Lines from the material below that hold the string "await" are what is needed; copy each of them.

::::

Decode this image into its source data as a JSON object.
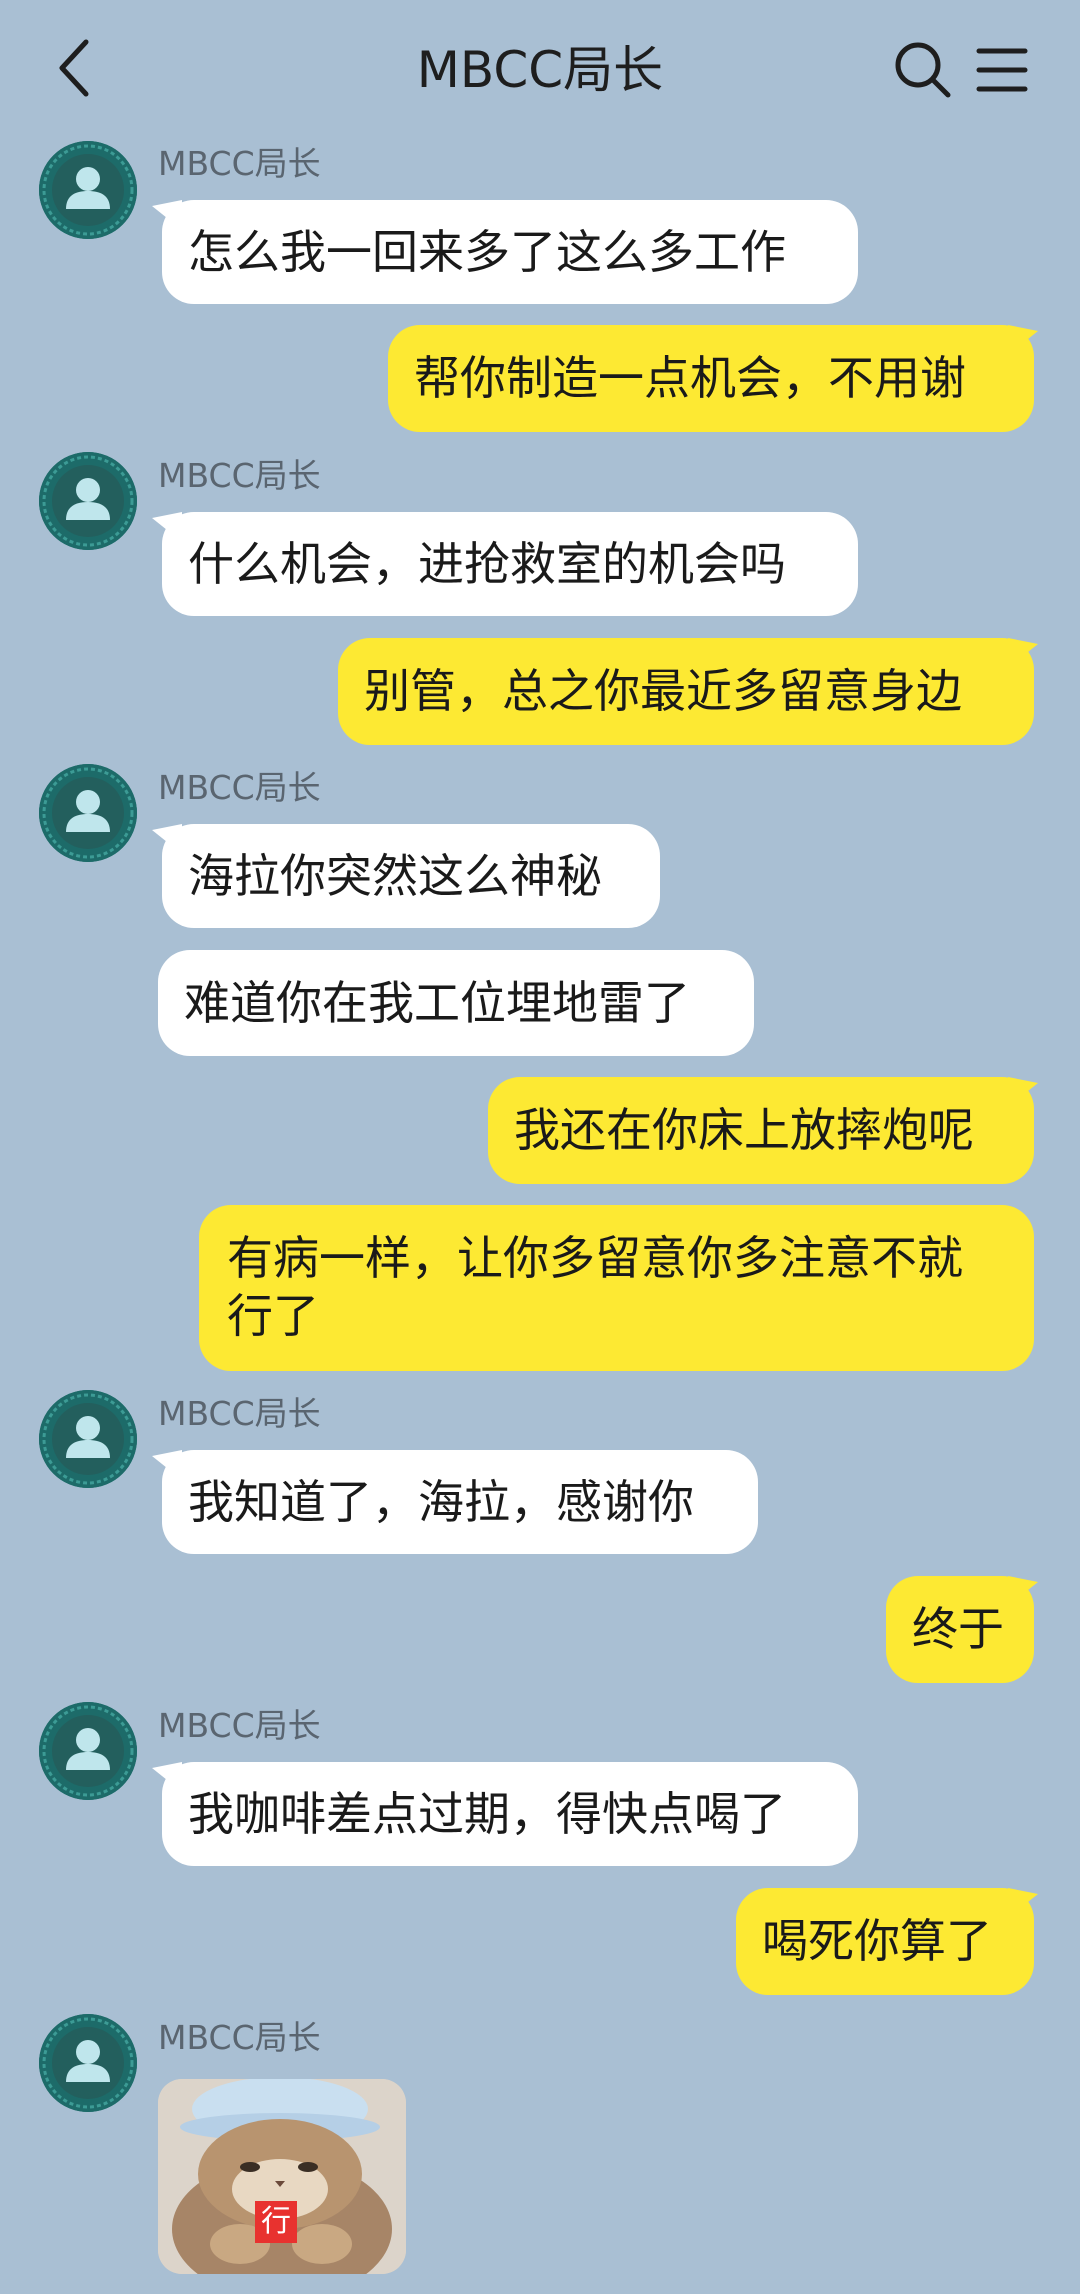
{
  "header": {
    "title": "MBCC局长"
  },
  "contact": {
    "name": "MBCC局长"
  },
  "messages": [
    {
      "side": "in",
      "text": "怎么我一回来多了这么多工作"
    },
    {
      "side": "out",
      "text": "帮你制造一点机会，不用谢"
    },
    {
      "side": "in",
      "text": "什么机会，进抢救室的机会吗"
    },
    {
      "side": "out",
      "text": "别管，总之你最近多留意身边"
    },
    {
      "side": "in",
      "text": "海拉你突然这么神秘"
    },
    {
      "side": "in",
      "text": "难道你在我工位埋地雷了"
    },
    {
      "side": "out",
      "text": "我还在你床上放摔炮呢"
    },
    {
      "side": "out",
      "text": "有病一样，让你多留意你多注意不就行了"
    },
    {
      "side": "in",
      "text": "我知道了，海拉，感谢你"
    },
    {
      "side": "out",
      "text": "终于"
    },
    {
      "side": "in",
      "text": "我咖啡差点过期，得快点喝了"
    },
    {
      "side": "out",
      "text": "喝死你算了"
    }
  ],
  "sticker": {
    "tag_text": "行"
  },
  "colors": {
    "background": "#a9bfd3",
    "incoming_bubble": "#ffffff",
    "outgoing_bubble": "#fde933",
    "avatar": "#1d6b69"
  },
  "icons": {
    "back": "chevron-left-icon",
    "search": "search-icon",
    "menu": "menu-icon",
    "avatar": "person-icon"
  }
}
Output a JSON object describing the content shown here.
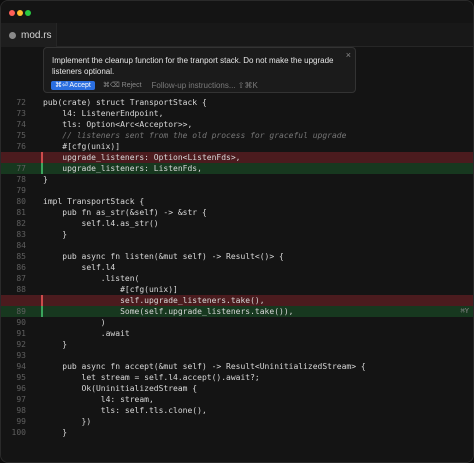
{
  "tab": {
    "label": "mod.rs",
    "icon": "rust-file-icon"
  },
  "prompt": {
    "text": "Implement the cleanup function for the tranport stack. Do not make the upgrade listeners optional.",
    "accept_label": "⌘⏎ Accept",
    "reject_label": "⌘⌫ Reject",
    "followup_placeholder": "Follow-up instructions... ⇧⌘K",
    "close_label": "×"
  },
  "editor": {
    "add_hint": "⌘Y"
  },
  "code": [
    {
      "ln": "72",
      "text": "pub(crate) struct TransportStack {",
      "kind": "normal"
    },
    {
      "ln": "73",
      "text": "    l4: ListenerEndpoint,",
      "kind": "normal"
    },
    {
      "ln": "74",
      "text": "    tls: Option<Arc<Acceptor>>,",
      "kind": "normal"
    },
    {
      "ln": "75",
      "text": "    // listeners sent from the old process for graceful upgrade",
      "kind": "comment"
    },
    {
      "ln": "76",
      "text": "    #[cfg(unix)]",
      "kind": "normal"
    },
    {
      "ln": "",
      "text": "    upgrade_listeners: Option<ListenFds>,",
      "kind": "del"
    },
    {
      "ln": "77",
      "text": "    upgrade_listeners: ListenFds,",
      "kind": "add"
    },
    {
      "ln": "78",
      "text": "}",
      "kind": "normal"
    },
    {
      "ln": "79",
      "text": "",
      "kind": "normal"
    },
    {
      "ln": "80",
      "text": "impl TransportStack {",
      "kind": "normal"
    },
    {
      "ln": "81",
      "text": "    pub fn as_str(&self) -> &str {",
      "kind": "normal"
    },
    {
      "ln": "82",
      "text": "        self.l4.as_str()",
      "kind": "normal"
    },
    {
      "ln": "83",
      "text": "    }",
      "kind": "normal"
    },
    {
      "ln": "84",
      "text": "",
      "kind": "normal"
    },
    {
      "ln": "85",
      "text": "    pub async fn listen(&mut self) -> Result<()> {",
      "kind": "normal"
    },
    {
      "ln": "86",
      "text": "        self.l4",
      "kind": "normal"
    },
    {
      "ln": "87",
      "text": "            .listen(",
      "kind": "normal"
    },
    {
      "ln": "88",
      "text": "                #[cfg(unix)]",
      "kind": "normal"
    },
    {
      "ln": "",
      "text": "                self.upgrade_listeners.take(),",
      "kind": "del"
    },
    {
      "ln": "89",
      "text": "                Some(self.upgrade_listeners.take()),",
      "kind": "add"
    },
    {
      "ln": "90",
      "text": "            )",
      "kind": "normal"
    },
    {
      "ln": "91",
      "text": "            .await",
      "kind": "normal"
    },
    {
      "ln": "92",
      "text": "    }",
      "kind": "normal"
    },
    {
      "ln": "93",
      "text": "",
      "kind": "normal"
    },
    {
      "ln": "94",
      "text": "    pub async fn accept(&mut self) -> Result<UninitializedStream> {",
      "kind": "normal"
    },
    {
      "ln": "95",
      "text": "        let stream = self.l4.accept().await?;",
      "kind": "normal"
    },
    {
      "ln": "96",
      "text": "        Ok(UninitializedStream {",
      "kind": "normal"
    },
    {
      "ln": "97",
      "text": "            l4: stream,",
      "kind": "normal"
    },
    {
      "ln": "98",
      "text": "            tls: self.tls.clone(),",
      "kind": "normal"
    },
    {
      "ln": "99",
      "text": "        })",
      "kind": "normal"
    },
    {
      "ln": "100",
      "text": "    }",
      "kind": "normal"
    }
  ],
  "colors": {
    "background": "#141414",
    "accept_button": "#2b6fe0",
    "deleted_line": "#4b1b1e",
    "added_line": "#17381f",
    "keyword": "#d6c06a"
  }
}
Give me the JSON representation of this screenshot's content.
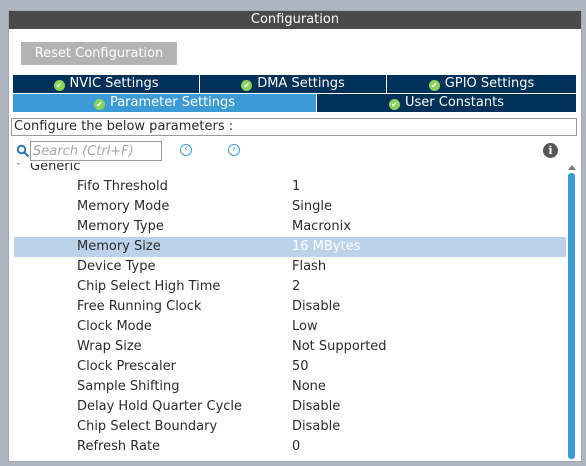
{
  "window": {
    "title": "Configuration"
  },
  "toolbar": {
    "reset_label": "Reset Configuration"
  },
  "tabs_row1": [
    {
      "label": "NVIC Settings"
    },
    {
      "label": "DMA Settings"
    },
    {
      "label": "GPIO Settings"
    }
  ],
  "tabs_row2": [
    {
      "label": "Parameter Settings",
      "active": true
    },
    {
      "label": "User Constants"
    }
  ],
  "configure_label": "Configure the below parameters :",
  "search": {
    "placeholder": "Search (Ctrl+F)"
  },
  "group": {
    "label": "Generic"
  },
  "parameters": [
    {
      "name": "Fifo Threshold",
      "value": "1"
    },
    {
      "name": "Memory Mode",
      "value": "Single"
    },
    {
      "name": "Memory Type",
      "value": "Macronix"
    },
    {
      "name": "Memory Size",
      "value": "16 MBytes",
      "selected": true
    },
    {
      "name": "Device Type",
      "value": "Flash"
    },
    {
      "name": "Chip Select High Time",
      "value": "2"
    },
    {
      "name": "Free Running Clock",
      "value": "Disable"
    },
    {
      "name": "Clock Mode",
      "value": "Low"
    },
    {
      "name": "Wrap Size",
      "value": "Not Supported"
    },
    {
      "name": "Clock Prescaler",
      "value": "50"
    },
    {
      "name": "Sample Shifting",
      "value": "None"
    },
    {
      "name": "Delay Hold Quarter Cycle",
      "value": "Disable"
    },
    {
      "name": "Chip Select Boundary",
      "value": "Disable"
    },
    {
      "name": "Refresh Rate",
      "value": "0"
    }
  ],
  "colors": {
    "active_tab": "#3c9bd4",
    "inactive_tab": "#003159",
    "selected_row": "#bcd2ea",
    "check": "#8bd35a"
  },
  "icons": {
    "search": "search-icon",
    "prev": "chevron-left-icon",
    "next": "chevron-right-icon",
    "info": "info-icon",
    "tab_check": "check-circle-icon"
  }
}
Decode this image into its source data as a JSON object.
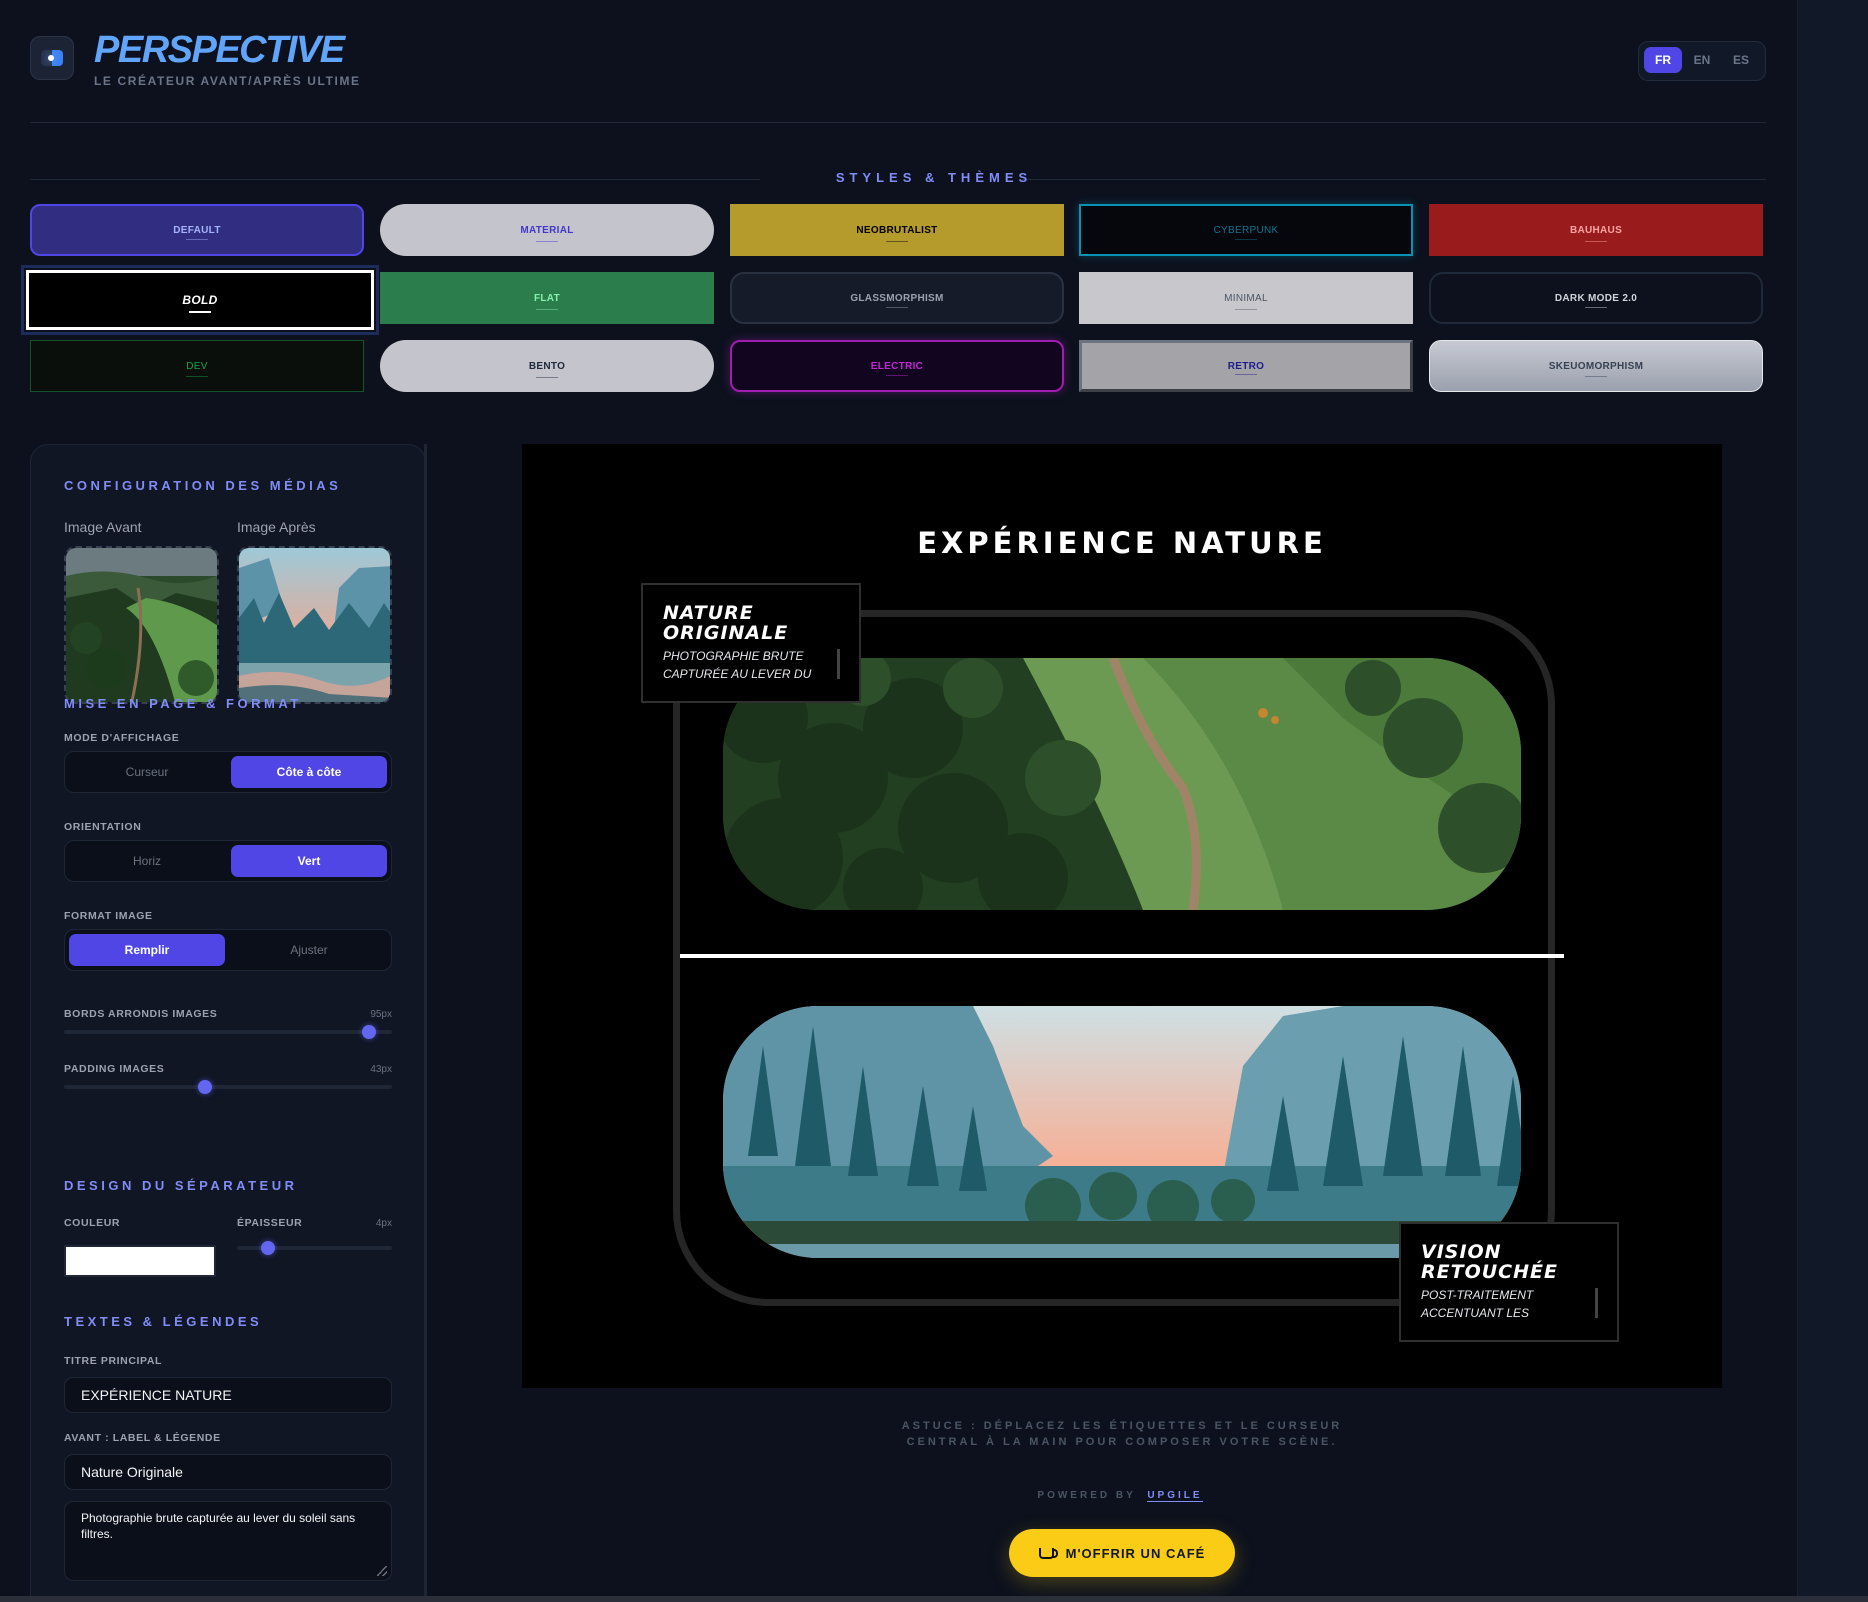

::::

▸ **Exercise solution**:
      "text": "            .await",
      "text": "        let stream = self.l4.accept().await?;",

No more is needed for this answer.